== Goal of the exercise ==
For the records that follow, restate each one word for word and leave the images behind.

════════════════

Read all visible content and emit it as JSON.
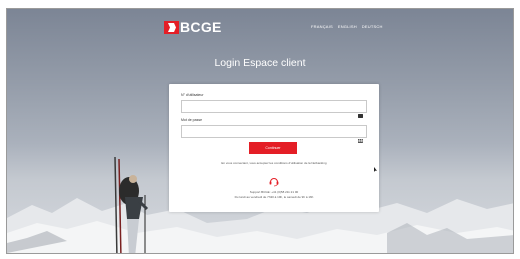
{
  "header": {
    "logo_text": "BCGE",
    "languages": [
      "FRANÇAIS",
      "ENGLISH",
      "DEUTSCH"
    ]
  },
  "page": {
    "title": "Login Espace client"
  },
  "login_form": {
    "username_label": "N° d'utilisateur",
    "username_value": "",
    "password_label": "Mot de passe",
    "password_value": "",
    "submit_label": "Continuer",
    "consent_text": "En vous connectant, vous acceptez les conditions d'utilisation de la Netbanking"
  },
  "support": {
    "icon": "headset-icon",
    "line1": "Support BCGE: +41 (0)58 211 21 00",
    "line2": "Du lundi au vendredi de 7h30 à 19h, le samedi de 9h à 16h"
  },
  "colors": {
    "accent": "#e41e26",
    "logo_mark": "#e41e26"
  }
}
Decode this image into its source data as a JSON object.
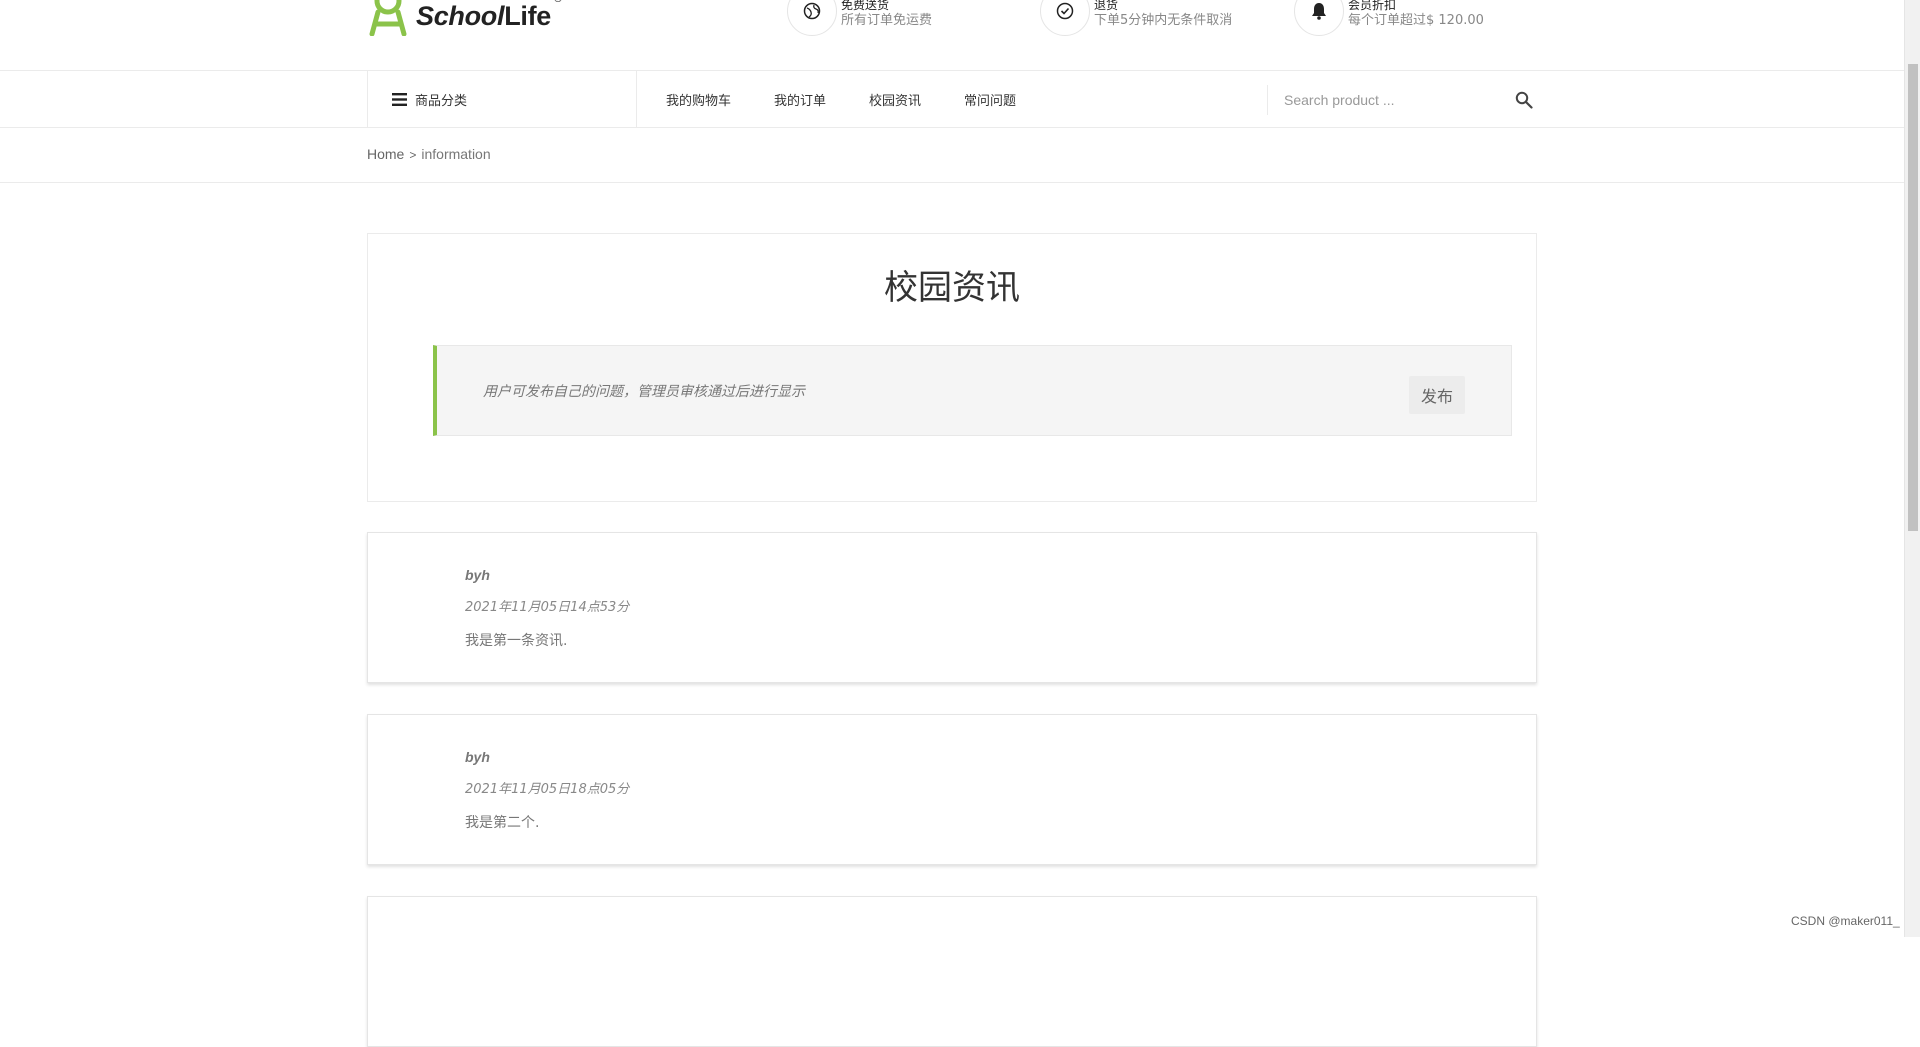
{
  "header": {
    "logo": {
      "school": "School",
      "life": "Life",
      "reg": "®"
    },
    "promos": [
      {
        "icon": "globe-icon",
        "title": "免费送货",
        "desc": "所有订单免运费"
      },
      {
        "icon": "check-circle-icon",
        "title": "退货",
        "desc": "下单5分钟内无条件取消"
      },
      {
        "icon": "bell-icon",
        "title": "会员折扣",
        "desc": "每个订单超过$ 120.00"
      }
    ]
  },
  "nav": {
    "category_label": "商品分类",
    "menu": [
      "我的购物车",
      "我的订单",
      "校园资讯",
      "常问问题"
    ],
    "search_placeholder": "Search product ..."
  },
  "breadcrumb": {
    "home": "Home",
    "separator": ">",
    "current": "information"
  },
  "main": {
    "title": "校园资讯",
    "notice": "用户可发布自己的问题，管理员审核通过后进行显示",
    "publish_label": "发布",
    "accent_color": "#8bc34a"
  },
  "posts": [
    {
      "author": "byh",
      "time": "2021年11月05日14点53分",
      "content": "我是第一条资讯."
    },
    {
      "author": "byh",
      "time": "2021年11月05日18点05分",
      "content": "我是第二个."
    },
    {
      "author": "",
      "time": "",
      "content": ""
    }
  ],
  "watermark": "CSDN @maker011_"
}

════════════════

== Solution for this task ==
Read all visible content and emit it as JSON.
{
  "header": {
    "logo_text": "BCGE",
    "languages": [
      "FRANÇAIS",
      "ENGLISH",
      "DEUTSCH"
    ]
  },
  "page": {
    "title": "Login Espace client"
  },
  "login_form": {
    "username_label": "N° d'utilisateur",
    "username_value": "",
    "password_label": "Mot de passe",
    "password_value": "",
    "submit_label": "Continuer",
    "consent_text": "En vous connectant, vous acceptez les conditions d'utilisation de la Netbanking"
  },
  "support": {
    "icon": "headset-icon",
    "line1": "Support BCGE: +41 (0)58 211 21 00",
    "line2": "Du lundi au vendredi de 7h30 à 19h, le samedi de 9h à 16h"
  },
  "colors": {
    "accent": "#e41e26",
    "logo_mark": "#e41e26"
  }
}
Decode this image into its source data as a JSON object.
{
  "header": {
    "logo": {
      "school": "School",
      "life": "Life",
      "reg": "®"
    },
    "promos": [
      {
        "icon": "globe-icon",
        "title": "免费送货",
        "desc": "所有订单免运费"
      },
      {
        "icon": "check-circle-icon",
        "title": "退货",
        "desc": "下单5分钟内无条件取消"
      },
      {
        "icon": "bell-icon",
        "title": "会员折扣",
        "desc": "每个订单超过$ 120.00"
      }
    ]
  },
  "nav": {
    "category_label": "商品分类",
    "menu": [
      "我的购物车",
      "我的订单",
      "校园资讯",
      "常问问题"
    ],
    "search_placeholder": "Search product ..."
  },
  "breadcrumb": {
    "home": "Home",
    "separator": ">",
    "current": "information"
  },
  "main": {
    "title": "校园资讯",
    "notice": "用户可发布自己的问题，管理员审核通过后进行显示",
    "publish_label": "发布",
    "accent_color": "#8bc34a"
  },
  "posts": [
    {
      "author": "byh",
      "time": "2021年11月05日14点53分",
      "content": "我是第一条资讯."
    },
    {
      "author": "byh",
      "time": "2021年11月05日18点05分",
      "content": "我是第二个."
    },
    {
      "author": "",
      "time": "",
      "content": ""
    }
  ],
  "watermark": "CSDN @maker011_"
}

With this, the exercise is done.